  1. What are students, teachers, administrators and leaders claiming to use digital technology for in schools?
  2. How is this use and non-use patterned?
  3. What are the consequences and outcomes of this (non)use of technology?

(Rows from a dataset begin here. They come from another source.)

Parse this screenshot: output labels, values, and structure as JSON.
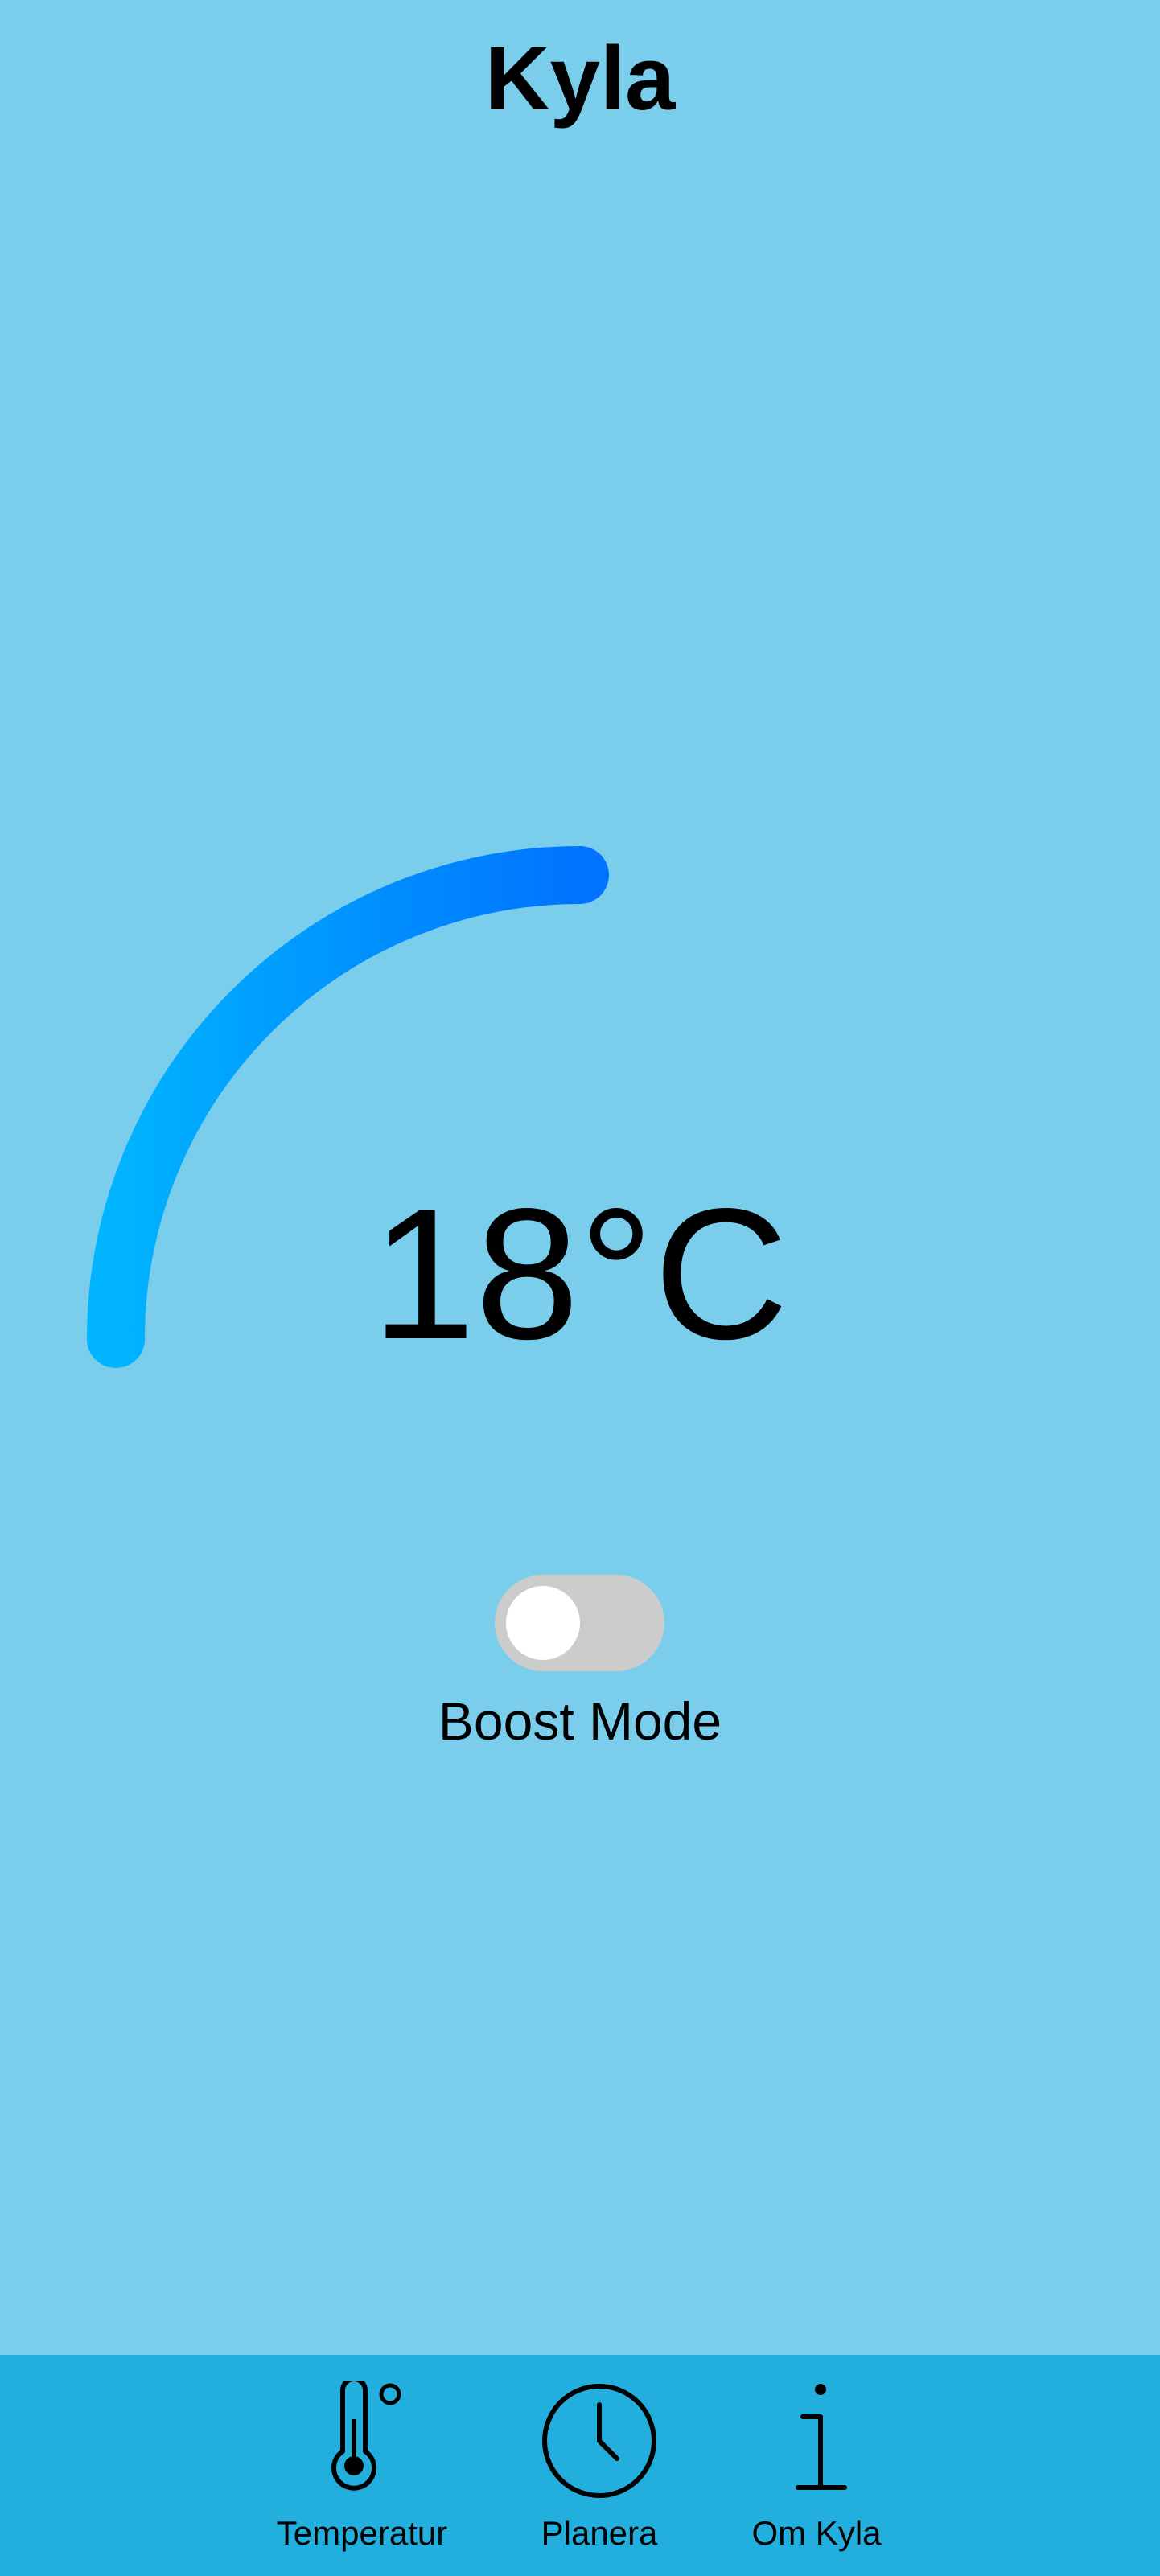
{
  "app": {
    "title": "Kyla"
  },
  "thermostat": {
    "temperature": "18°C",
    "temperature_value": 18,
    "gauge_fill_fraction": 0.25,
    "gauge_colors": [
      "#00b4ff",
      "#0073ff"
    ]
  },
  "boost": {
    "label": "Boost Mode",
    "enabled": false
  },
  "nav": {
    "items": [
      {
        "label": "Temperatur",
        "icon": "thermometer-icon"
      },
      {
        "label": "Planera",
        "icon": "clock-icon"
      },
      {
        "label": "Om Kyla",
        "icon": "info-icon"
      }
    ]
  },
  "colors": {
    "background": "#7acdeb",
    "nav_background": "#22afde",
    "toggle_off": "#cccccc"
  }
}
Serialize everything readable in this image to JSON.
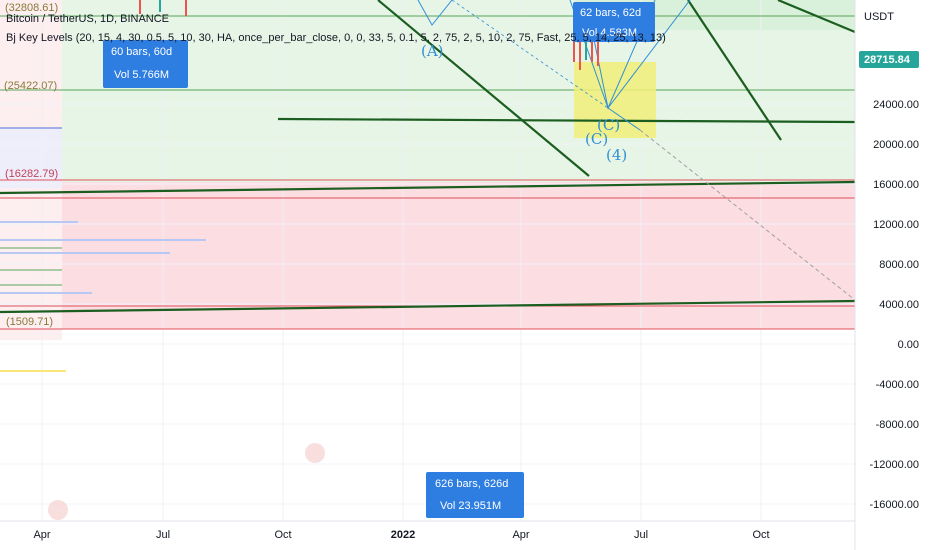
{
  "header": {
    "title": "Bitcoin / TetherUS, 1D, BINANCE",
    "indicator": "Bj Key Levels (20, 15, 4, 30, 0.5, 5, 10, 30, HA, once_per_bar_close, 0, 0, 33, 5, 0.1, 5, 2, 75, 2, 5, 10, 2, 75, Fast, 25, 5, 14, 25, 13, 13)"
  },
  "chart_data": {
    "type": "line",
    "currency": "USDT",
    "current_price": "28715.84",
    "ylim": [
      -18000,
      34000
    ],
    "y_ticks": [
      "24000.00",
      "20000.00",
      "16000.00",
      "12000.00",
      "8000.00",
      "4000.00",
      "0.00",
      "-4000.00",
      "-8000.00",
      "-12000.00",
      "-16000.00"
    ],
    "x_ticks": [
      "Apr",
      "Jul",
      "Oct",
      "2022",
      "Apr",
      "Jul",
      "Oct"
    ],
    "key_levels": [
      "(32808.61)",
      "(25422.07)",
      "(16282.79)",
      "(1509.71)"
    ],
    "wave_labels": [
      "(A)",
      "(C)",
      "(C)",
      "(4)"
    ],
    "measures": [
      {
        "bars": "60 bars, 60d",
        "vol": "Vol 5.766M"
      },
      {
        "bars": "62 bars, 62d",
        "vol": "Vol 4.583M"
      },
      {
        "bars": "626 bars, 626d",
        "vol": "Vol 23.951M"
      }
    ],
    "colors": {
      "bull_zone": "#e6f4e6",
      "bear_zone": "#fddde0",
      "trendline": "#1b5e20",
      "measure_box": "#2e7de0",
      "price_tag": "#26a69a",
      "highlight": "#f2f07a"
    }
  }
}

  4. How could digital technologies be better configured and designed to support schools and schooling?

 

The project addresses these four research questions through an iterative mixed-methods research design. Firstly, patterns of current uses (and non-uses) of digital technology will be mapped by a large-scale survey of all students, teachers, administrators and leaders within three contrasting schools in Victoria – providing a detailed quantitative data set of how different groups are actually engaging with technology. These data will be supported by detailed in-depth ethnographic studies within the three school sites, providing insights into the changing nature of technology use within different types of institutional setting and triangulating the findings from the self-report survey. The final stage of the project will use these insights to inform an innovative stage of participatory design activities with small groups of students, teachers, administrators and leaders who will be supported in the participatory design of digital processes/practices/products that better ‘fit’ their working lives and needs.